To help you get there, here’s a list of five things that tend to blow association budgets. The best HOA management company will partner with you to help manage these budget busters so your community can avoid paying the price – literally and figuratively – later.
  1.  Double-digit maintenance/common charge increases. Some associations delay increasing the budget for operating expenses until every three to five years. This results in a consistent maintenance/common charge for a while, followed by a sudden, surprising increase that’s larger than expected. As an alternative, try increasing the maintenance/common charges by a small percentage each year, rather than keeping them the same for a few years and then suddenly raising them. This will help accommodate the inevitable rise in these costs in a more gradual way.
  1. The “not-so-special” special assessment. Special assessments can be an alternative tool for good fiscal stewardship – but only when they are used appropriately.
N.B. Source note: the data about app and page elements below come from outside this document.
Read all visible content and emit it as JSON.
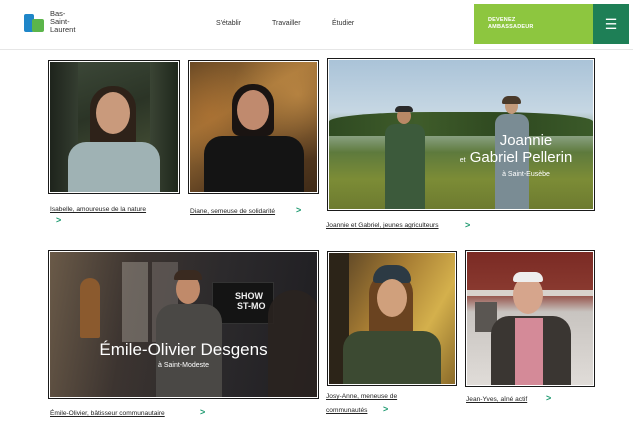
{
  "header": {
    "logo_lines": [
      "Bas-",
      "Saint-",
      "Laurent"
    ],
    "nav": [
      "S'établir",
      "Travailler",
      "Étudier"
    ],
    "cta_lines": [
      "DEVENEZ",
      "AMBASSADEUR"
    ],
    "menu_icon": "hamburger-icon"
  },
  "cards": {
    "isabelle": {
      "caption": "Isabelle, amoureuse de la nature"
    },
    "diane": {
      "caption": "Diane, semeuse de solidarité"
    },
    "joannie": {
      "caption": "Joannie et Gabriel, jeunes agriculteurs",
      "title_line1": "Joannie",
      "title_et": "et",
      "title_line2": "Gabriel Pellerin",
      "place": "à Saint-Eusèbe"
    },
    "emile": {
      "caption": "Émile-Olivier, bâtisseur communautaire",
      "title": "Émile-Olivier Desgens",
      "place": "à Saint-Modeste",
      "screen_text_1": "SHOW",
      "screen_text_2": "ST-MO"
    },
    "josy": {
      "caption_line1": "Josy-Anne, meneuse de",
      "caption_line2": "communautés"
    },
    "jeanyves": {
      "caption": "Jean-Yves, aîné actif"
    }
  },
  "chevron": ">",
  "colors": {
    "accent_green": "#8dc63f",
    "dark_green": "#1e7f56",
    "chevron": "#1e9a70"
  }
}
Avoid implementing special assessments as a means to keep pace with rising maintenance/common charges. Instead, reserve special assessments for funding specific projects, raising working capital, or enhancing reserve funds.  A normal contingency line item in the budget will often allow the association to address the unforeseen annual issues and will provide relief from the items that come along in the normal course to cause a deficiency to the budget.
  1.  Underfunded reserves.   Reserve funding is a disciplined task to maintain the useful life of important capital items like roofing, paving, facades and large projects. A percentage of your association reserves must be included each year in your budget and must follow a specific statutory requirement.  Maintaining these reserves isn’t just good for operations – many lending institutions require it. It all starts with planning, so be sure your budget accounts for a proper reserve study that  is sufficient to address the expected (and even, sometimes, the unexpected).
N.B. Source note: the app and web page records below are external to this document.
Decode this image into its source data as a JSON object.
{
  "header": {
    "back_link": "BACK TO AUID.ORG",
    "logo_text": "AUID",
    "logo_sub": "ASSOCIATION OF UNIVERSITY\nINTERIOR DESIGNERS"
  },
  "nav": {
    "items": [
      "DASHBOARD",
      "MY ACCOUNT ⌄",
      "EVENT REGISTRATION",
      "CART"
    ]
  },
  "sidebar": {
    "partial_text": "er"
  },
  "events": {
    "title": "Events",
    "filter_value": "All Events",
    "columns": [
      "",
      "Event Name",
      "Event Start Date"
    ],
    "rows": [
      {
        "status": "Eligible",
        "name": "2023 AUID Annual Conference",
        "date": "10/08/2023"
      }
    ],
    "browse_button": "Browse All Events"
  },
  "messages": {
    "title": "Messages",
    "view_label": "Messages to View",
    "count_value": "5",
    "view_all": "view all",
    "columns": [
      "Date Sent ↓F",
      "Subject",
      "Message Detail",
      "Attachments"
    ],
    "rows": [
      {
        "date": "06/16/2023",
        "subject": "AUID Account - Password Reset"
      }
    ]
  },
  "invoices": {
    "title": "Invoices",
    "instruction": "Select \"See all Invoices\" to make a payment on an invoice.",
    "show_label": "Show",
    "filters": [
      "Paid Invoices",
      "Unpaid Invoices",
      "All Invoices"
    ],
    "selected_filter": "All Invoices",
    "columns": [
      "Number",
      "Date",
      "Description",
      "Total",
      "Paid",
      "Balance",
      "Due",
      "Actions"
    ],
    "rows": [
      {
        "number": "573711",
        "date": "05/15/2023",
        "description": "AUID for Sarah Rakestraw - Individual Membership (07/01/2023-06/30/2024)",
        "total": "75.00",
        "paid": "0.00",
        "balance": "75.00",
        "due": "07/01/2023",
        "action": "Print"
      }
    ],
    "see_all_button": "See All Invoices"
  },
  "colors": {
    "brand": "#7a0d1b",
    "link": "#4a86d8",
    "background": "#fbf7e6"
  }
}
  1. Deficits. The “d word” is, unfortunately, sometimes just part of the business of running an association. A strong indicator of a deficit is if the age of your payables is greater than 60 days. If that’s the case, it’s a good idea to fund this amount as a line item in your budget or with a special assessment. Another indicator of a deficit is if the forecast for the coming year is markedly different from what the audited financial statements are reporting. It’s important to maintain good relations with your vendors through timely payments, and this strategy will help prevent deficits from getting in the way of that. 
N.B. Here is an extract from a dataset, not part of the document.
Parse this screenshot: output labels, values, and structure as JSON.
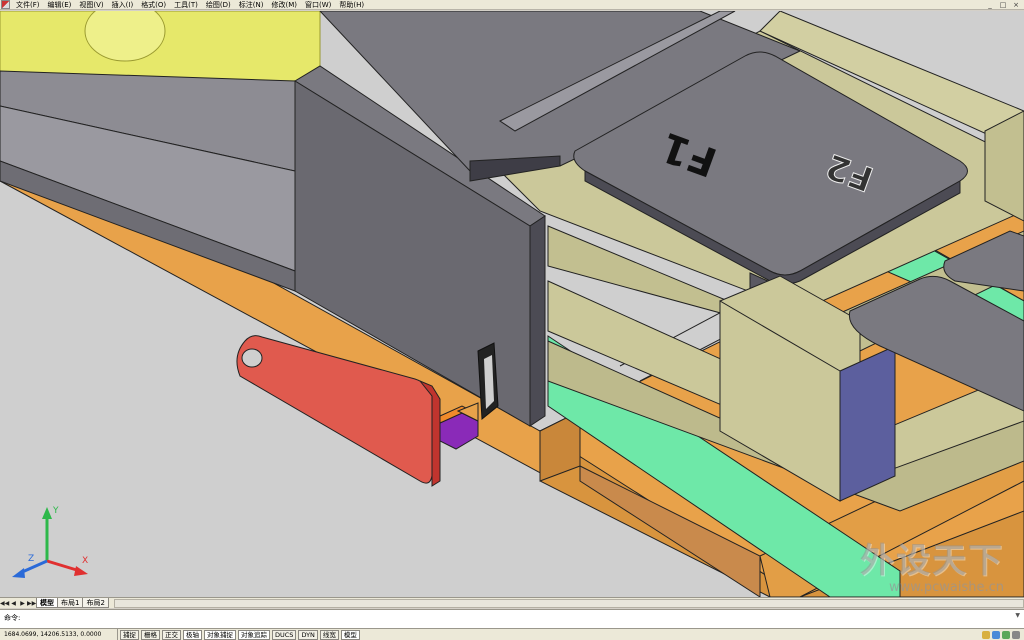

  1. Fixed expenses that are in need of repair. When you’re creating your annual budget, nothing is a given – even fixed expenses. You may be able to reduce these by re-evaluating vendor contracts, finding more competitive service providers, and asking your community manager to reduce overtime. Energy is another big one – have your systems evaluated for efficiency, and talk to your HOA manager about locking in electricity, gas and fuel rates. If you’ve got the right homeowner association management company, they can leverage their relationships with vendors to provide more competitive pricing for you.
The best community management company will help you avoid these five budget busters – and partner with you to create and help manage your community’s annual budget. They’ll be there for you after that too, ensuring that you adhere to the strategies you’ve put in place to maintain the integrity of your budget. That includes everything from expense tracking, cash flow control, planning capital improvements and making market projections to minimize (or eliminate) surprises.
Most of all, remember that your annual budget is more than just the annual numbers. It forms part of the longer term strategic plan for your community – to keep it financially healthy for many years to come. Mind the potential pitfalls and you will find that it’s a way to create a blueprint for success throughout the entire year and beyond.
FirstService Residential, North America’s leading property management company, can show you how a well-planned budget process can add up to savings for your community. For more insight on “budgeting for success,” contact FirstService Residential today
Friday July 18, 2014